For the word "DEVICE", state the number of lines in the data that contain it, and nothing else.

[Opening Provided data section]

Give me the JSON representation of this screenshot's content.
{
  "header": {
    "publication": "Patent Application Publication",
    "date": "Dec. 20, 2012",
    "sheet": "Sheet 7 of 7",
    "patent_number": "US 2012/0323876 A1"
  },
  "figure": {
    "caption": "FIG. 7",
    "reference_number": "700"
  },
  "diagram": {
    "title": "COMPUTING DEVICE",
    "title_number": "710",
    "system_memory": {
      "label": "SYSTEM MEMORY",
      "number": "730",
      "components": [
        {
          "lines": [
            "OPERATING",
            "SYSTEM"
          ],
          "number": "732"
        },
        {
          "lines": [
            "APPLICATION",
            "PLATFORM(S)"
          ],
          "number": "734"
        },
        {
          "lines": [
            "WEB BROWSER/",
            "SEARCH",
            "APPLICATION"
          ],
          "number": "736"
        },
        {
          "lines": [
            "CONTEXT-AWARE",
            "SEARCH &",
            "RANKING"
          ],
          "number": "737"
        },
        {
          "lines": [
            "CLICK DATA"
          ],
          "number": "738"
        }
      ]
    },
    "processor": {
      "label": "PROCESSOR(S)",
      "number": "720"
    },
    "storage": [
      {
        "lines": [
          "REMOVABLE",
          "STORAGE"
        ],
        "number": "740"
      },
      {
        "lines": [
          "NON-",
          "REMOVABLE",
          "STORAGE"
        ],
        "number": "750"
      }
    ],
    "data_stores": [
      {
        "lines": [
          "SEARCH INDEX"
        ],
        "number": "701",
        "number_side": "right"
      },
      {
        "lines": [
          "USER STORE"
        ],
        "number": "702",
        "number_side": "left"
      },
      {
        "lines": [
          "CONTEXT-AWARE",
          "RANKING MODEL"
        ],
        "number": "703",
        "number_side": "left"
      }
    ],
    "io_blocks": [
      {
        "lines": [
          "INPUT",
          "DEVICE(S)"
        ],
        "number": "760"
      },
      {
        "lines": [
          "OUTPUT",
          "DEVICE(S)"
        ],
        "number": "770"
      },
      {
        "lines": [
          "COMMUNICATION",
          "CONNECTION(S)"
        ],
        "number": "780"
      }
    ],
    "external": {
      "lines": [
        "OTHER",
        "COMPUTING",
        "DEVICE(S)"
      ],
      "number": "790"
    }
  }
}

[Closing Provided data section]

* _Response_
4